For most people, touring the museum is a walk through history. But for the 97-year-old Martin and 93-year-old Ralph Izumi, a visit is more than just a look into the past.
And that past comes flooding back so much differently than for other visitors.
“You can’t even imagine,” Martin said, “what it’s like to see a thousand planes go out on a raid.”
Martin and Izumi — from Greene County and Barstow, Calif. — met as paratroopers in World War II more than 70 years ago. They served in the same regiment in France as paratroopers, and have kept in contact ever since.
On Saturday, they had a reunion at the museum.
Each man has extensive experience with the planes. Izumi, who served for about 60 years in the Air Force, in the Army and for NASA, was around many of the types of planes in the museum during his service.
Izumi and Martin offer more than just knowledge about the history of the planes, but real world experience with them.
Martin has a utilitarian approach to which planes he likes, and he likes the B-17 and C-47 planes the best.
“Those were indispensable ships,” Martin said.
He doesn’t like the B-24 bomber. It was too easy to shoot down, he said.
“I’ve seen B-17s come back with 10 feet off the wing,” Martin said. “I’ve seen them come back with a tail shot off. It’s a hard one to knock down.”

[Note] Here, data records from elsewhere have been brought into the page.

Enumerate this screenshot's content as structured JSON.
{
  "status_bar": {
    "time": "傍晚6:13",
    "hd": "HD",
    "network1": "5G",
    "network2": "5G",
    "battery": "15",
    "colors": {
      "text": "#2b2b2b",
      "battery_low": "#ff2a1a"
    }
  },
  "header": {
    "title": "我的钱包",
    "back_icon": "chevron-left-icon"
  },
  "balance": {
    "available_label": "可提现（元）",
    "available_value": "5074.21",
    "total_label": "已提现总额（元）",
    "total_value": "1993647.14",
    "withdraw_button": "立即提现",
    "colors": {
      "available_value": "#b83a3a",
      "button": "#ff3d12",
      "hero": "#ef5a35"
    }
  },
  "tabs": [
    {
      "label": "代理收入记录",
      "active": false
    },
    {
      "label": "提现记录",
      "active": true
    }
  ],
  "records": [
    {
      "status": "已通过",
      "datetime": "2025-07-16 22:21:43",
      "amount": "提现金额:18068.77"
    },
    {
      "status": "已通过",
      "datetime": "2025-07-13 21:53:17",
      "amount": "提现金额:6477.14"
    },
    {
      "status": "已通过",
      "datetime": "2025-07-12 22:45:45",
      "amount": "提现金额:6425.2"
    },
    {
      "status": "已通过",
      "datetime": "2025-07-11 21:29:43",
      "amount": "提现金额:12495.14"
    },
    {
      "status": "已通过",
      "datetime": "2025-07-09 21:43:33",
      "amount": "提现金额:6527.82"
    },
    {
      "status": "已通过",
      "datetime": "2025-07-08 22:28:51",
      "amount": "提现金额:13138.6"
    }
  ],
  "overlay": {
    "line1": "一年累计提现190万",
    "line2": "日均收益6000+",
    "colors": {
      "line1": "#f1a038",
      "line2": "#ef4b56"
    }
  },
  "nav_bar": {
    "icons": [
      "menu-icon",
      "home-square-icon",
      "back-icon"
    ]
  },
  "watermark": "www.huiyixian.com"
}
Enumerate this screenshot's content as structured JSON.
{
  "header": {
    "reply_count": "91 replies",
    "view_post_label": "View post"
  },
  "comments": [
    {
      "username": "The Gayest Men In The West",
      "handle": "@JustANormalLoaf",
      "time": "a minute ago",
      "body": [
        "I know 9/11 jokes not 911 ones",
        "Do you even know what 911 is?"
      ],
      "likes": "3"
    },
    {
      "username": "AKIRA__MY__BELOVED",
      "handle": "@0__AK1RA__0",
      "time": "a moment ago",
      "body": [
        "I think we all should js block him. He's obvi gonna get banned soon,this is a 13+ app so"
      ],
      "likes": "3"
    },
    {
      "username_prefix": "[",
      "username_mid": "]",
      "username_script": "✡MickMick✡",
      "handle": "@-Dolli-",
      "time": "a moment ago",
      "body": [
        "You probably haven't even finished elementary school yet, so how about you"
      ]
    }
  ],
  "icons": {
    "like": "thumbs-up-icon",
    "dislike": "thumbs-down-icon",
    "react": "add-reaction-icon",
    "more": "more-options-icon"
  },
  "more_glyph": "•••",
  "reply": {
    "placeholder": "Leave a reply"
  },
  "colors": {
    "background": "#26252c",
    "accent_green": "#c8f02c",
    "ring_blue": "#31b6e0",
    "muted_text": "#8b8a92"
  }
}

Martin, who received a leadership award from the WWII Foundation on Saturday, marvels at the design of the B-17s and said they were three or four generations ahead of technology at the time.
He attributes their success to both the people who maintained the planes and their pilots and vividly recalls seeing the planes fly off on raids.
Though they were surrounded by planes like the ones they served in, Martin said he and Izumi don’t talk about the war very much. Still, the friends of 74 years said they’d gladly do everything over again.
“I will never forget this guy,” Izumi said.
Thank you for reading the Dayton Daily News and for supporting local journalism. Subscribers: log in for access to your daily ePaper and premium newsletters.
Thank you for supporting in-depth local journalism with your subscription to the Dayton Daily News. Get more news when you want it with email newsletters just for subscribers. Sign up here.